Milk combined with cream of tartar can be used as a substitute for buttermilk. This mixture aims to mimic the acidity and tanginess of buttermilk for use in baking and cooking.
To substitute buttermilk with milk and cream of tartar, the typical ratio is about 1 3/4 teaspoons (5 grams) of cream of tartar per 1 cup (240 mL) of milk.
To prepare the substitute, you stir the cream of tartar into the milk and let it sit for a few minutes. The acid in the cream of tartar will cause the milk to curdle slightly, simulating the texture and the acidic properties of buttermilk.
- 1 3/4 teaspoons (5 grams) of cream of tartar
- 1 cup (240 mL) of milk.
- Cream of tartar tends to clump when stirred directly into milk. Therefore, it’s better to mix the cream of tartar with the other dry ingredients in your recipe, then add the milk.
- Alternately, you can whisk the cream of tartar with 2 tablespoons (30 mL) of milk, then add this mixture to the rest of the milk to avoid clumping.
The acidity from cream of tartar is important because it reacts with baking soda, which helps baked goods rise.
The tangy flavor it imparts is also somewhat similar to that of buttermilk, although the taste may not be identical.
This substitution works well in recipes where buttermilk is used for its acid content to react with leavening agents, but it may not be perfect for recipes where the thickness of buttermilk is important.
The fat content of the milk used (whole, 2%, or skim) will also affect the richness and texture of the final product.

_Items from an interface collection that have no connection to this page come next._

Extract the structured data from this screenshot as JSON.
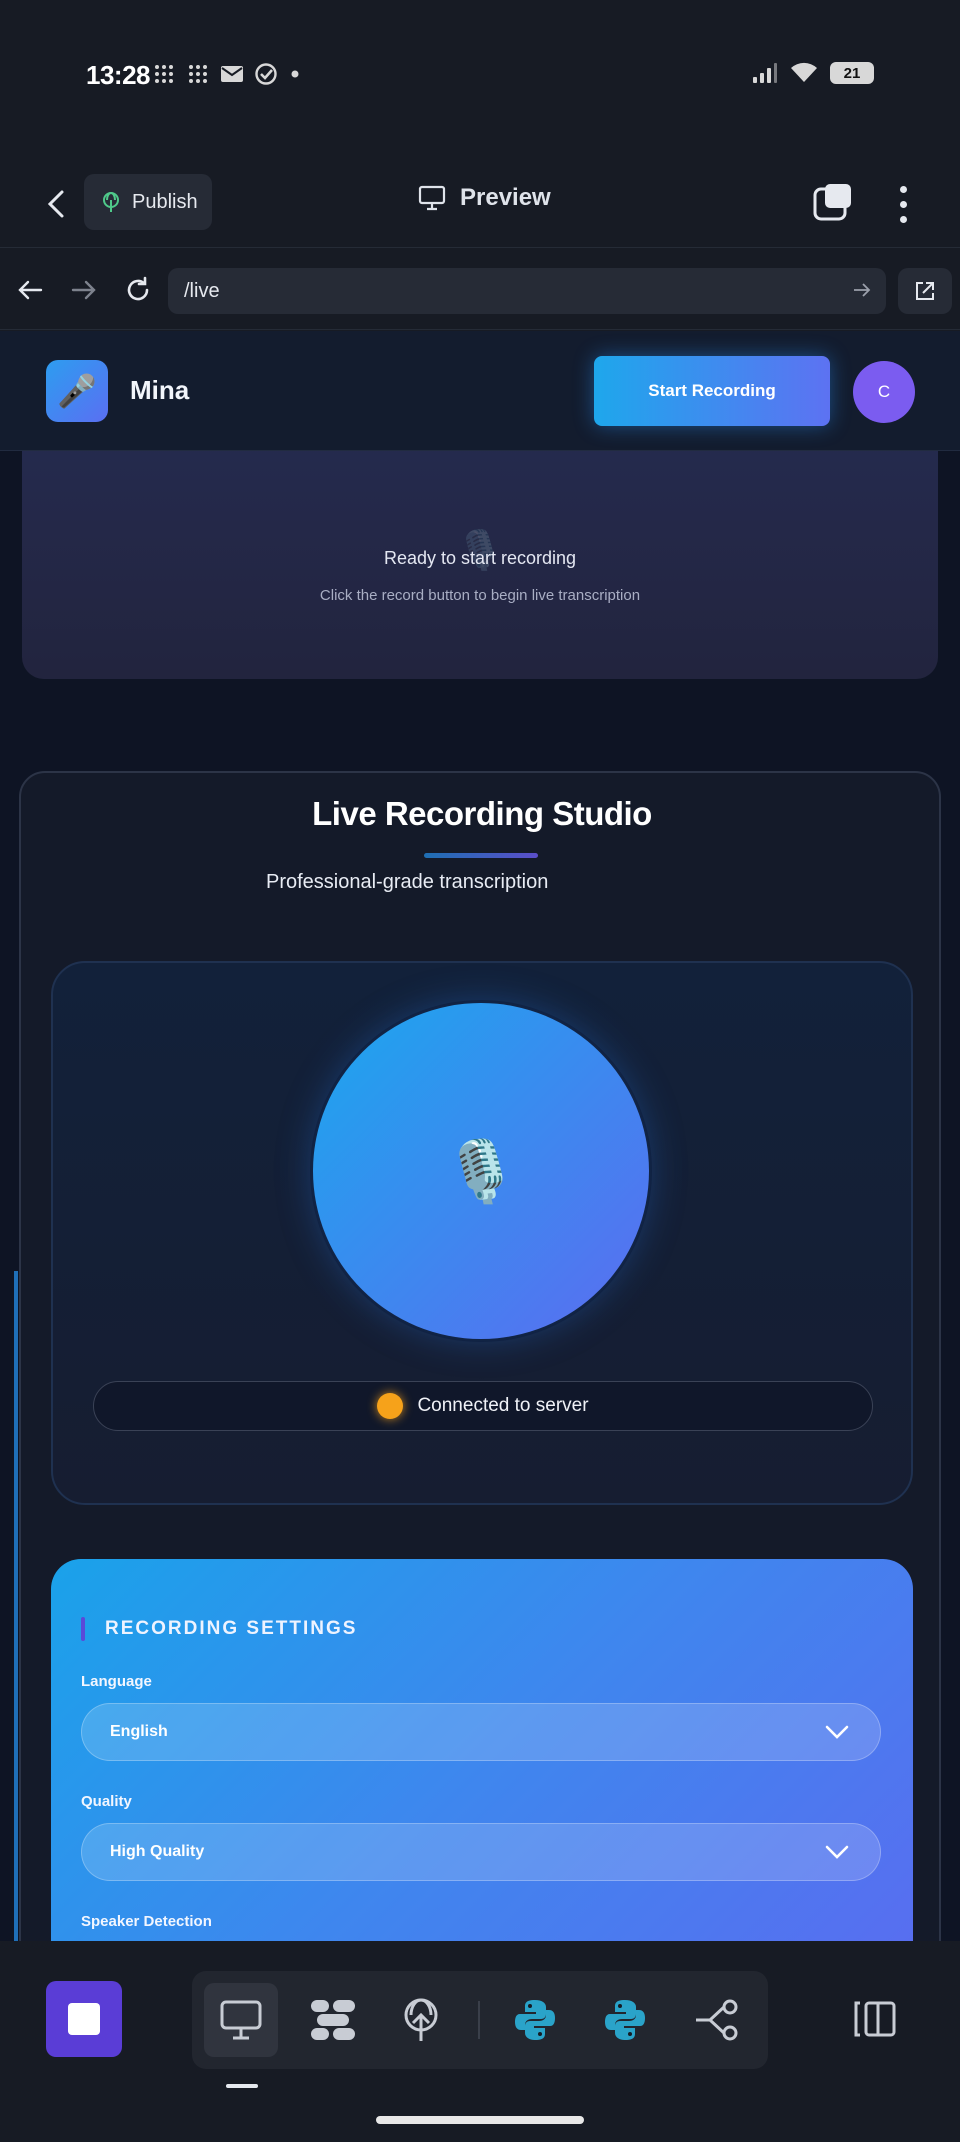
{
  "status_bar": {
    "time": "13:28",
    "battery": "21"
  },
  "toolbar": {
    "publish_label": "Publish",
    "preview_label": "Preview"
  },
  "url_bar": {
    "url": "/live"
  },
  "site_header": {
    "brand": "Mina",
    "start_button": "Start Recording",
    "avatar_initial": "C"
  },
  "transcript": {
    "title": "Ready to start recording",
    "subtitle": "Click the record button to begin live transcription"
  },
  "studio": {
    "title": "Live Recording Studio",
    "subtitle": "Professional-grade transcription",
    "connection_status": "Connected to server"
  },
  "settings": {
    "heading": "RECORDING SETTINGS",
    "language_label": "Language",
    "language_value": "English",
    "quality_label": "Quality",
    "quality_value": "High Quality",
    "speaker_label": "Speaker Detection"
  },
  "colors": {
    "accent_start": "#1ea7ec",
    "accent_end": "#5d72f2",
    "status_connected": "#f6a21a",
    "stop_button": "#5a3dd6"
  },
  "dock": {
    "icons": [
      "stop-icon",
      "monitor-icon",
      "workflow-icon",
      "deploy-icon",
      "python-icon",
      "python-icon",
      "share-icon",
      "side-panel-icon"
    ]
  }
}
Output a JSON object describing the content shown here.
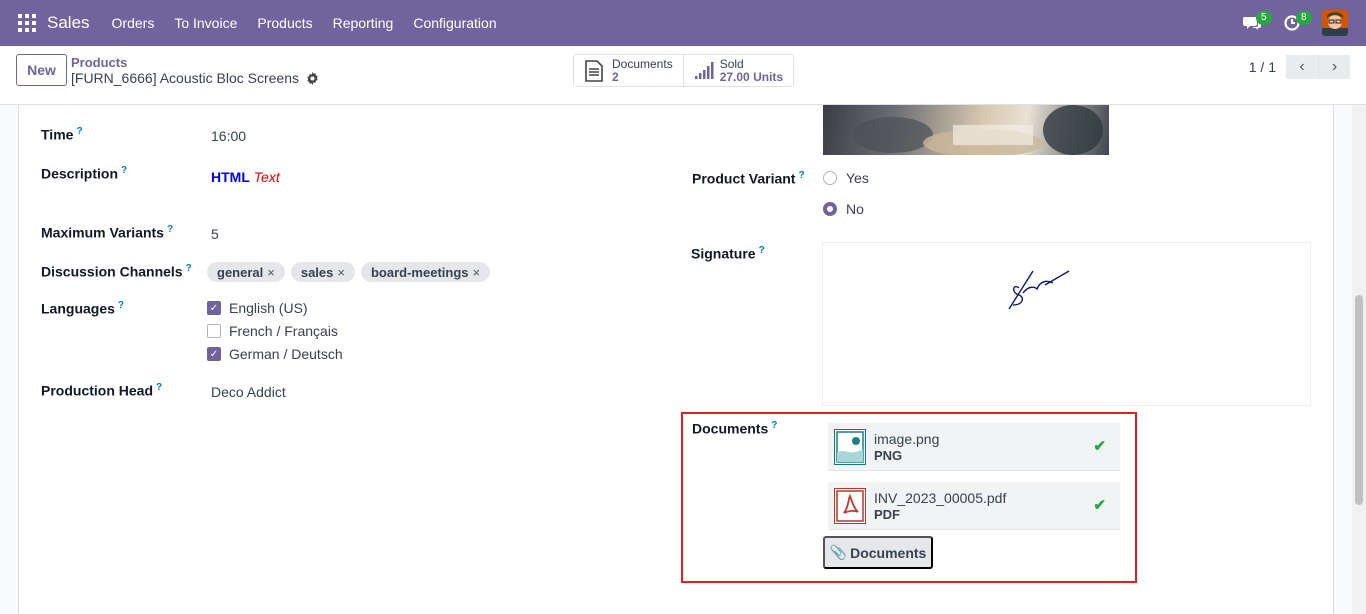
{
  "navbar": {
    "app_name": "Sales",
    "menu": [
      "Orders",
      "To Invoice",
      "Products",
      "Reporting",
      "Configuration"
    ],
    "messages_count": "5",
    "activities_count": "8"
  },
  "control": {
    "new_label": "New",
    "breadcrumb_parent": "Products",
    "breadcrumb_current": "[FURN_6666] Acoustic Bloc Screens",
    "smart_documents_label": "Documents",
    "smart_documents_value": "2",
    "smart_sold_label": "Sold",
    "smart_sold_value": "27.00 Units",
    "pager": "1 / 1"
  },
  "form": {
    "time_label": "Time",
    "time_value": "16:00",
    "description_label": "Description",
    "description_html": "HTML",
    "description_text": "Text",
    "max_variants_label": "Maximum Variants",
    "max_variants_value": "5",
    "channels_label": "Discussion Channels",
    "channels": [
      "general",
      "sales",
      "board-meetings"
    ],
    "languages_label": "Languages",
    "languages": [
      {
        "label": "English (US)",
        "checked": true
      },
      {
        "label": "French / Français",
        "checked": false
      },
      {
        "label": "German / Deutsch",
        "checked": true
      }
    ],
    "production_head_label": "Production Head",
    "production_head_value": "Deco Addict",
    "product_variant_label": "Product Variant",
    "variant_options": [
      {
        "label": "Yes",
        "selected": false
      },
      {
        "label": "No",
        "selected": true
      }
    ],
    "signature_label": "Signature",
    "documents_label": "Documents",
    "documents": [
      {
        "name": "image.png",
        "type": "PNG",
        "icon": "image-file-icon"
      },
      {
        "name": "INV_2023_00005.pdf",
        "type": "PDF",
        "icon": "pdf-file-icon"
      }
    ],
    "documents_button": "Documents"
  },
  "colors": {
    "brand": "#71639e",
    "highlight": "#e02020",
    "success": "#28a745"
  }
}
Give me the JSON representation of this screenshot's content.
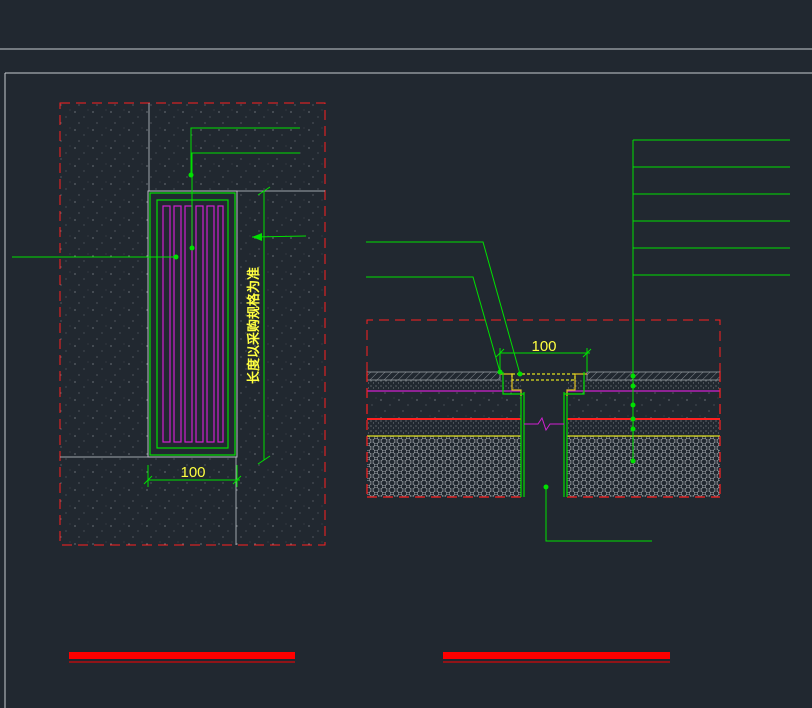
{
  "drawing": {
    "plan_view": {
      "dimension_width": "100",
      "length_note": "长度以采购规格为准"
    },
    "section_view": {
      "dimension_width": "100"
    }
  },
  "colors": {
    "background": "#212830",
    "frame": "#c8ccd0",
    "cut_line": "#ff2020",
    "leader": "#00e000",
    "grate_slots": "#d020d0",
    "dimension_text": "#ffff40",
    "title_bar": "#ff0000"
  }
}
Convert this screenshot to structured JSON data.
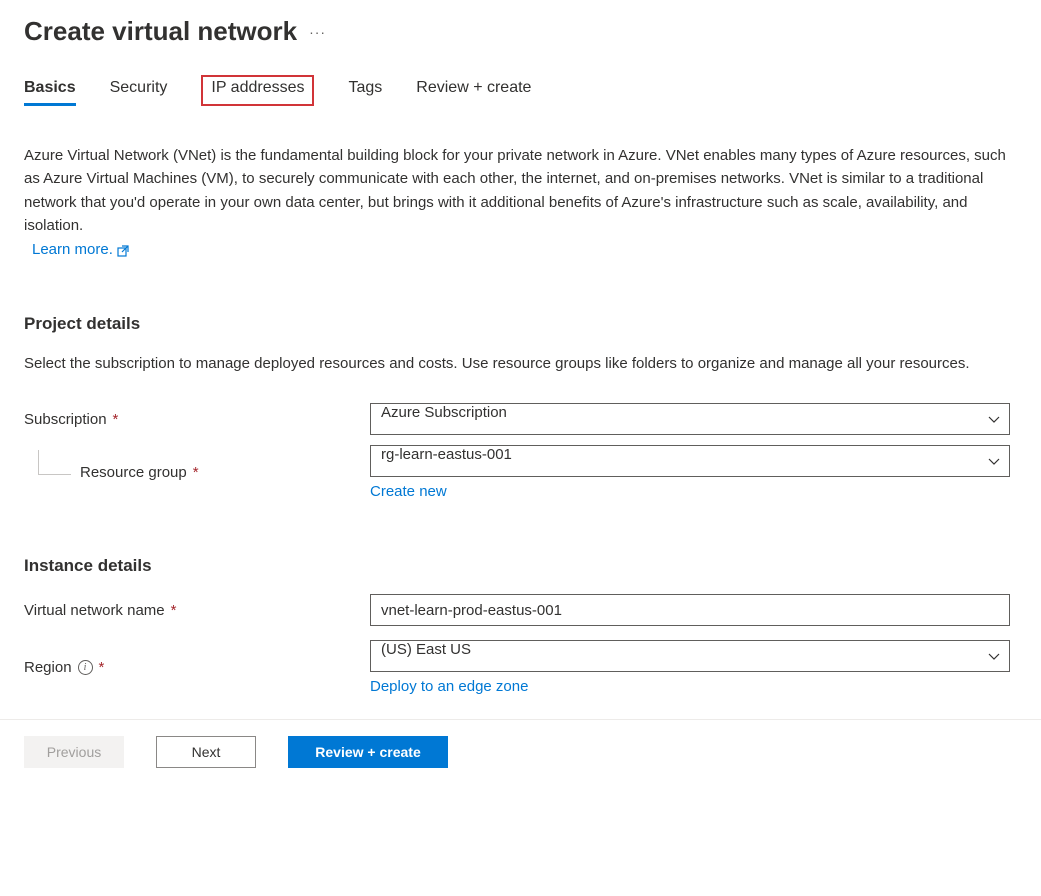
{
  "header": {
    "title": "Create virtual network"
  },
  "tabs": {
    "basics": "Basics",
    "security": "Security",
    "ip_addresses": "IP addresses",
    "tags": "Tags",
    "review_create": "Review + create"
  },
  "intro": {
    "text": "Azure Virtual Network (VNet) is the fundamental building block for your private network in Azure. VNet enables many types of Azure resources, such as Azure Virtual Machines (VM), to securely communicate with each other, the internet, and on-premises networks. VNet is similar to a traditional network that you'd operate in your own data center, but brings with it additional benefits of Azure's infrastructure such as scale, availability, and isolation.",
    "learn_more": "Learn more."
  },
  "project_details": {
    "title": "Project details",
    "description": "Select the subscription to manage deployed resources and costs. Use resource groups like folders to organize and manage all your resources.",
    "subscription_label": "Subscription",
    "subscription_value": "Azure Subscription",
    "resource_group_label": "Resource group",
    "resource_group_value": "rg-learn-eastus-001",
    "create_new": "Create new"
  },
  "instance_details": {
    "title": "Instance details",
    "vnet_name_label": "Virtual network name",
    "vnet_name_value": "vnet-learn-prod-eastus-001",
    "region_label": "Region",
    "region_value": "(US) East US",
    "deploy_edge": "Deploy to an edge zone"
  },
  "footer": {
    "previous": "Previous",
    "next": "Next",
    "review_create": "Review + create"
  }
}
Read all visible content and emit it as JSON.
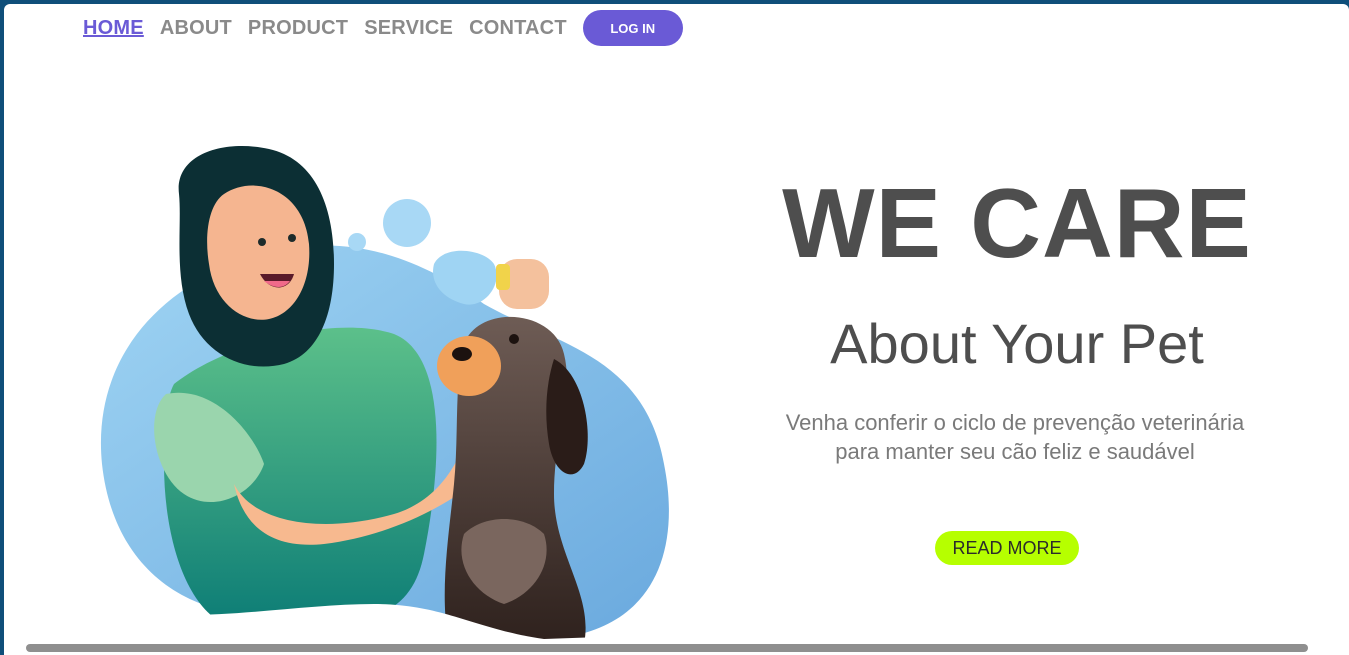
{
  "nav": {
    "items": [
      {
        "label": "HOME",
        "active": true
      },
      {
        "label": "ABOUT"
      },
      {
        "label": "PRODUCT"
      },
      {
        "label": "SERVICE"
      },
      {
        "label": "CONTACT"
      }
    ],
    "login_label": "LOG IN"
  },
  "hero": {
    "title": "WE CARE",
    "subtitle": "About Your Pet",
    "description": "Venha conferir o ciclo de prevenção veterinária para manter seu cão feliz e saudável",
    "cta_label": "READ MORE"
  },
  "colors": {
    "accent": "#6a5ad6",
    "cta": "#b6ff00",
    "text_dark": "#4e4e4e",
    "text_muted": "#7a7a7a",
    "window_border": "#0f4f7a"
  },
  "illustration": {
    "icon": "vet-woman-with-dog-illustration"
  }
}
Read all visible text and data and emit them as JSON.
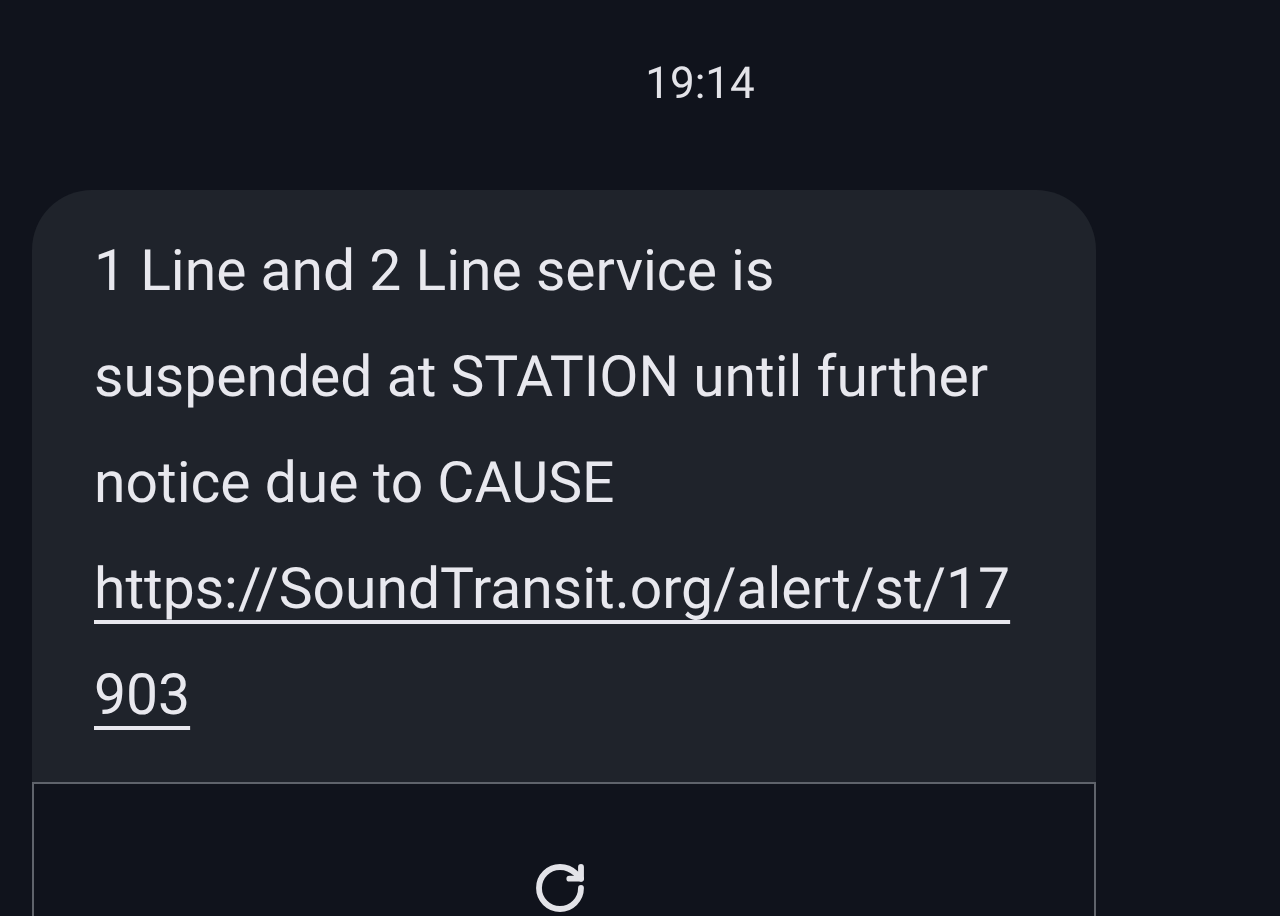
{
  "time": "19:14",
  "message": {
    "text": "1 Line and 2 Line service is suspended at STATION until further notice due to CAUSE",
    "link": "https://SoundTransit.org/alert/st/17903"
  }
}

Whole milk will more closely match the creaminess of buttermilk, while lower-fat options will yield a less rich result.